  • May omit skills which are useful for compressing knowledge, but not directly useful in practice (e.g.: learning chord structure makes it easier to memorize songs, but is not directly used in performing music)
  • May include overly-specific, non-reusable knowledge

I don't think PBL works very efficiently. I think it can produce a lot of successful practitioners, but have trouble seeing how it could produce someone able to push the boundaries of a field. I will gladly pay $10 to anyone who can give me an example of someone well-regarded in mathematics (e.g.: multiple publications in top journals in the past decade, where this person was the primary contributor) who acquired their mathematics chiefly by PBL (i.e.: not studying mathematics except for what is needed to work on a specific problem, concurrently with working on the problem).

comment by Jsevillamol · 2018-08-13T09:25:33.717Z · score: 4 (3 votes) · LW · GW

I actually got directed to your article by another person before this!
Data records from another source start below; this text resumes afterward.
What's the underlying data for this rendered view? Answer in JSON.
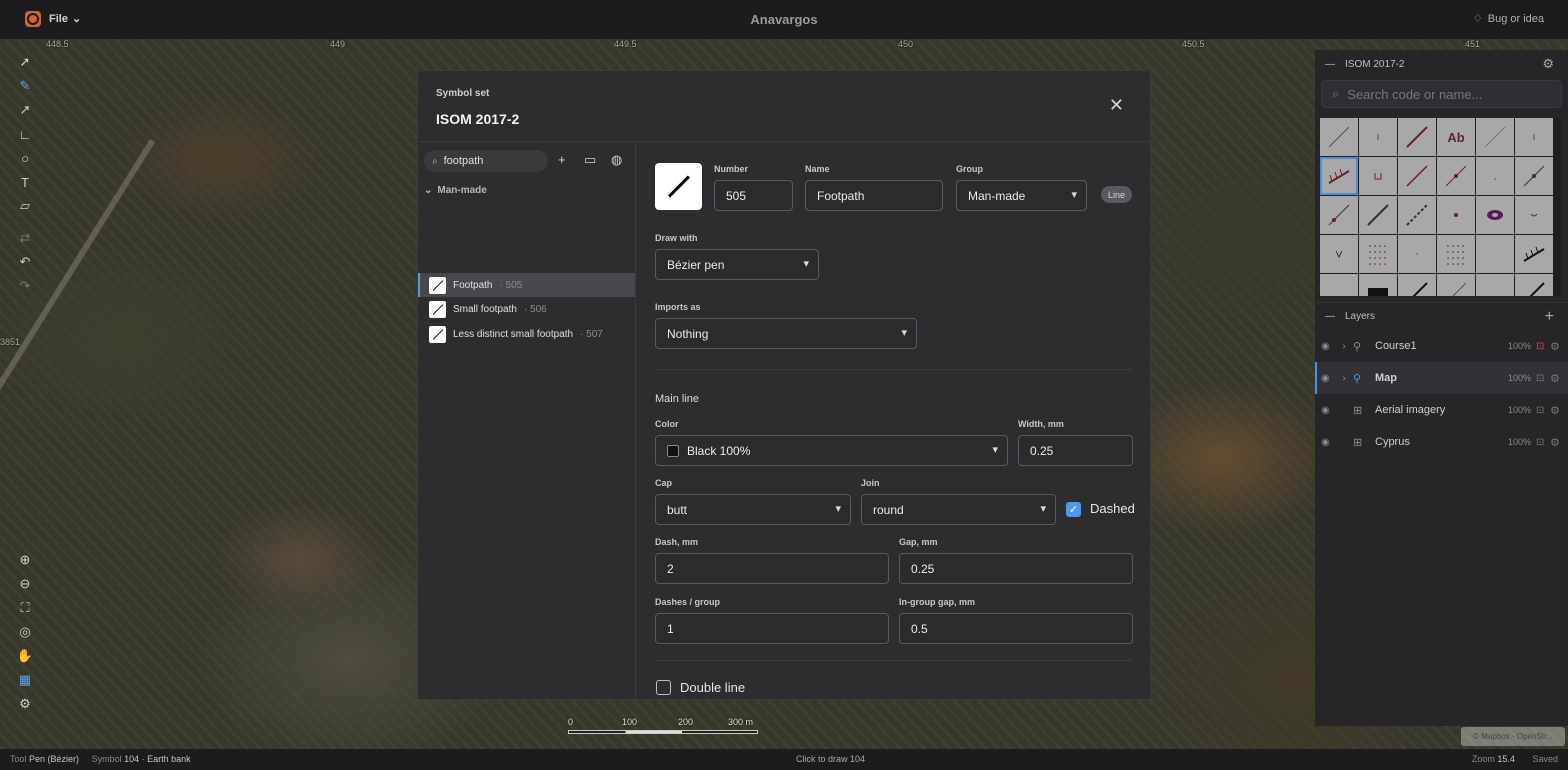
{
  "app": {
    "title": "Anavargos",
    "file_menu": "File",
    "bug_link": "Bug or idea"
  },
  "map": {
    "coords_top": [
      "448.5",
      "449",
      "449.5",
      "450",
      "450.5",
      "451"
    ],
    "coord_left": "3851",
    "scale_labels": [
      "0",
      "100",
      "200",
      "300 m"
    ],
    "credit": "© Mapbox · OpenStr..."
  },
  "modal": {
    "subtitle": "Symbol set",
    "title": "ISOM 2017-2",
    "search_value": "footpath",
    "group_name": "Man-made",
    "symbols": [
      {
        "name": "Footpath",
        "code": "· 505"
      },
      {
        "name": "Small footpath",
        "code": "· 506"
      },
      {
        "name": "Less distinct small footpath",
        "code": "· 507"
      }
    ],
    "labels": {
      "number": "Number",
      "name": "Name",
      "group": "Group",
      "draw_with": "Draw with",
      "imports_as": "Imports as",
      "main_line": "Main line",
      "color": "Color",
      "width": "Width, mm",
      "cap": "Cap",
      "join": "Join",
      "dashed": "Dashed",
      "dash": "Dash, mm",
      "gap": "Gap, mm",
      "dashes_group": "Dashes / group",
      "ingroup_gap": "In-group gap, mm",
      "double_line": "Double line"
    },
    "values": {
      "number": "505",
      "name": "Footpath",
      "group": "Man-made",
      "type_pill": "Line",
      "draw_with": "Bézier pen",
      "imports_as": "Nothing",
      "color": "Black 100%",
      "width": "0.25",
      "cap": "butt",
      "join": "round",
      "dash": "2",
      "gap": "0.25",
      "dashes_group": "1",
      "ingroup_gap": "0.5"
    },
    "dashed_checked": true,
    "double_line_checked": false
  },
  "right_panel": {
    "symbol_set": "ISOM 2017-2",
    "search_placeholder": "Search code or name...",
    "layers_title": "Layers",
    "layers": [
      {
        "name": "Course1",
        "opacity": "100%"
      },
      {
        "name": "Map",
        "opacity": "100%"
      },
      {
        "name": "Aerial imagery",
        "opacity": "100%"
      },
      {
        "name": "Cyprus",
        "opacity": "100%"
      }
    ],
    "grid_text_cell": "Ab"
  },
  "status": {
    "tool_label": "Tool",
    "tool_value": "Pen (Bézier)",
    "symbol_label": "Symbol",
    "symbol_value": "104 · Earth bank",
    "center": "Click to draw 104",
    "zoom_label": "Zoom",
    "zoom_value": "15.4",
    "saved": "Saved"
  },
  "colors": {
    "accent": "#4b9be8",
    "brand": "#d0652f",
    "modal_bg": "#2d2d30",
    "lock_red": "#d34a4a"
  }
}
Congrats on creating something that people actually reference!

On hindsight, yeah, project based learning is nor what I meant nor a good alternative to traditional learning; if you can use cheat codes to speed up your learning using the experience from somebody else you should do so without a doubt.

The generator of this post is a combination of the following observations:

1) I see a lot of people who keep waiting for a call to adventure

2) Most knowledge I have acquired through life has turned out to be useless, non transferable and/or fades out very quickly

3) It makes sense to think that people get a better grasp of what skills they need to solve a problem (such as producing high quality AI Alignment research) after they have grappled with the problem. This feels specially true when you are in the edge of a new field, because there is no one else you can turn to who would be able to compress their experience in a digestible format.

4) People (specially in mathematics) have a tendency to wander around aimlessly picking up topics, and then use very few of what they learn. Here I am standing on not very solid ground, because conventional wisdom is that you need to wander around to "see the connections", but I feel like that might be just confirmation bias creeping in.

comment by Darmani · 2018-08-13T19:49:41.648Z · score: 4 (2 votes) · LW · GW

Put that in your post! I got what you're saying way better after reading that.